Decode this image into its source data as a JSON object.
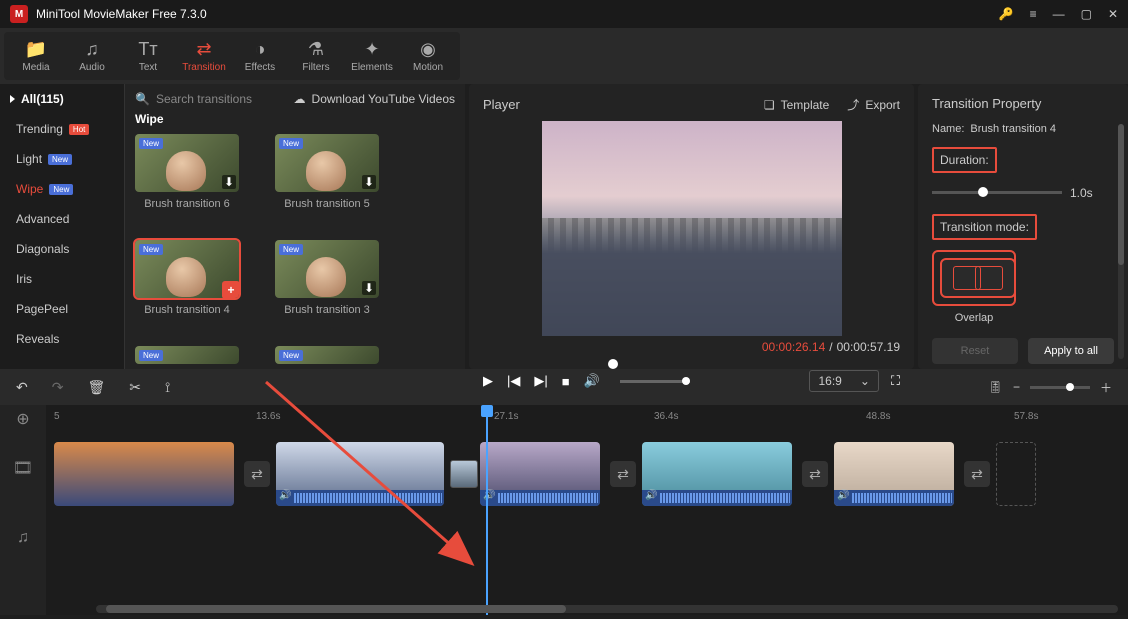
{
  "app": {
    "title": "MiniTool MovieMaker Free 7.3.0"
  },
  "tools": {
    "media": "Media",
    "audio": "Audio",
    "text": "Text",
    "transition": "Transition",
    "effects": "Effects",
    "filters": "Filters",
    "elements": "Elements",
    "motion": "Motion"
  },
  "sidebar": {
    "header": "All(115)",
    "items": [
      {
        "label": "Trending",
        "badge": "Hot",
        "badgeClass": "hot"
      },
      {
        "label": "Light",
        "badge": "New",
        "badgeClass": "new"
      },
      {
        "label": "Wipe",
        "badge": "New",
        "badgeClass": "new",
        "active": true
      },
      {
        "label": "Advanced"
      },
      {
        "label": "Diagonals"
      },
      {
        "label": "Iris"
      },
      {
        "label": "PagePeel"
      },
      {
        "label": "Reveals"
      }
    ]
  },
  "gallery": {
    "searchPlaceholder": "Search transitions",
    "downloadLink": "Download YouTube Videos",
    "category": "Wipe",
    "thumbs": [
      {
        "label": "Brush transition 6"
      },
      {
        "label": "Brush transition 5"
      },
      {
        "label": "Brush transition 4",
        "selected": true,
        "add": true
      },
      {
        "label": "Brush transition 3"
      }
    ]
  },
  "player": {
    "title": "Player",
    "template": "Template",
    "export": "Export",
    "current": "00:00:26.14",
    "total": "00:00:57.19",
    "ratio": "16:9"
  },
  "prop": {
    "title": "Transition Property",
    "nameLabel": "Name:",
    "nameValue": "Brush transition 4",
    "durationLabel": "Duration:",
    "durationValue": "1.0s",
    "modeLabel": "Transition mode:",
    "modeValue": "Overlap",
    "reset": "Reset",
    "apply": "Apply to all"
  },
  "timeline": {
    "marks": [
      "5",
      "13.6s",
      "27.1s",
      "36.4s",
      "48.8s",
      "57.8s"
    ]
  }
}
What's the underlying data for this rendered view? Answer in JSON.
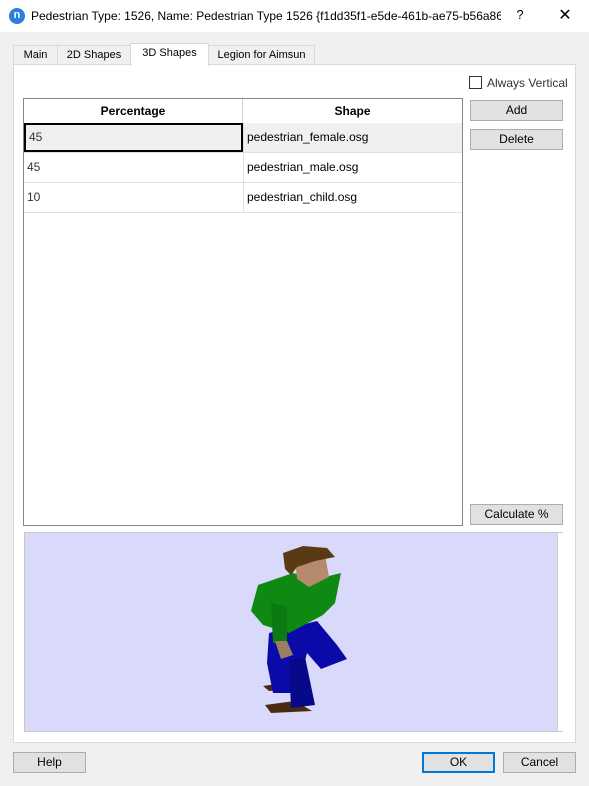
{
  "window": {
    "icon_letter": "n",
    "title": "Pedestrian Type: 1526, Name: Pedestrian Type 1526  {f1dd35f1-e5de-461b-ae75-b56a86...",
    "help_glyph": "?",
    "close_glyph": "✕"
  },
  "tabs": [
    {
      "label": "Main"
    },
    {
      "label": "2D Shapes"
    },
    {
      "label": "3D Shapes"
    },
    {
      "label": "Legion for Aimsun"
    }
  ],
  "active_tab": "3D Shapes",
  "options": {
    "always_vertical_label": "Always Vertical",
    "always_vertical_checked": false
  },
  "table": {
    "columns": [
      "Percentage",
      "Shape"
    ],
    "rows": [
      {
        "percentage": "45",
        "shape": "pedestrian_female.osg"
      },
      {
        "percentage": "45",
        "shape": "pedestrian_male.osg"
      },
      {
        "percentage": "10",
        "shape": "pedestrian_child.osg"
      }
    ],
    "selected_row": 0
  },
  "side_buttons": {
    "add": "Add",
    "delete": "Delete",
    "calculate": "Calculate %"
  },
  "preview": {
    "background": "#d9d9fb",
    "figure_colors": {
      "shirt": "#0e8a12",
      "pants": "#0a0aa8",
      "hair": "#5a3a12",
      "skin": "#b58a6e",
      "shoes": "#4a2a10"
    }
  },
  "footer": {
    "help": "Help",
    "ok": "OK",
    "cancel": "Cancel"
  }
}
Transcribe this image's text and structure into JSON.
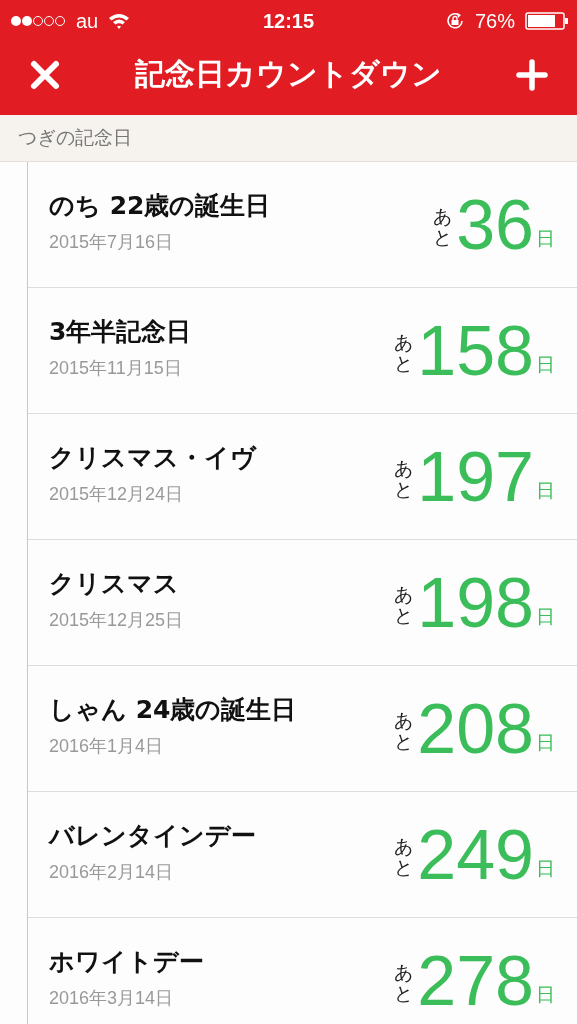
{
  "status_bar": {
    "carrier": "au",
    "time": "12:15",
    "battery": "76%"
  },
  "nav": {
    "title": "記念日カウントダウン"
  },
  "section": {
    "title": "つぎの記念日"
  },
  "events": [
    {
      "name": "のち 22歳の誕生日",
      "date": "2015年7月16日",
      "prefix": "あと",
      "days": "36",
      "unit": "日"
    },
    {
      "name": "3年半記念日",
      "date": "2015年11月15日",
      "prefix": "あと",
      "days": "158",
      "unit": "日"
    },
    {
      "name": "クリスマス・イヴ",
      "date": "2015年12月24日",
      "prefix": "あと",
      "days": "197",
      "unit": "日"
    },
    {
      "name": "クリスマス",
      "date": "2015年12月25日",
      "prefix": "あと",
      "days": "198",
      "unit": "日"
    },
    {
      "name": "しゃん 24歳の誕生日",
      "date": "2016年1月4日",
      "prefix": "あと",
      "days": "208",
      "unit": "日"
    },
    {
      "name": "バレンタインデー",
      "date": "2016年2月14日",
      "prefix": "あと",
      "days": "249",
      "unit": "日"
    },
    {
      "name": "ホワイトデー",
      "date": "2016年3月14日",
      "prefix": "あと",
      "days": "278",
      "unit": "日"
    }
  ]
}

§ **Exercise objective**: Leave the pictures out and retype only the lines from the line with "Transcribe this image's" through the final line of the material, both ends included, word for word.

§ **Problem solution**:
Transcribe this image's text and structure into JSON.
{
  "status_bar": {
    "carrier": "au",
    "time": "12:15",
    "battery": "76%"
  },
  "nav": {
    "title": "記念日カウントダウン"
  },
  "section": {
    "title": "つぎの記念日"
  },
  "events": [
    {
      "name": "のち 22歳の誕生日",
      "date": "2015年7月16日",
      "prefix": "あと",
      "days": "36",
      "unit": "日"
    },
    {
      "name": "3年半記念日",
      "date": "2015年11月15日",
      "prefix": "あと",
      "days": "158",
      "unit": "日"
    },
    {
      "name": "クリスマス・イヴ",
      "date": "2015年12月24日",
      "prefix": "あと",
      "days": "197",
      "unit": "日"
    },
    {
      "name": "クリスマス",
      "date": "2015年12月25日",
      "prefix": "あと",
      "days": "198",
      "unit": "日"
    },
    {
      "name": "しゃん 24歳の誕生日",
      "date": "2016年1月4日",
      "prefix": "あと",
      "days": "208",
      "unit": "日"
    },
    {
      "name": "バレンタインデー",
      "date": "2016年2月14日",
      "prefix": "あと",
      "days": "249",
      "unit": "日"
    },
    {
      "name": "ホワイトデー",
      "date": "2016年3月14日",
      "prefix": "あと",
      "days": "278",
      "unit": "日"
    }
  ]
}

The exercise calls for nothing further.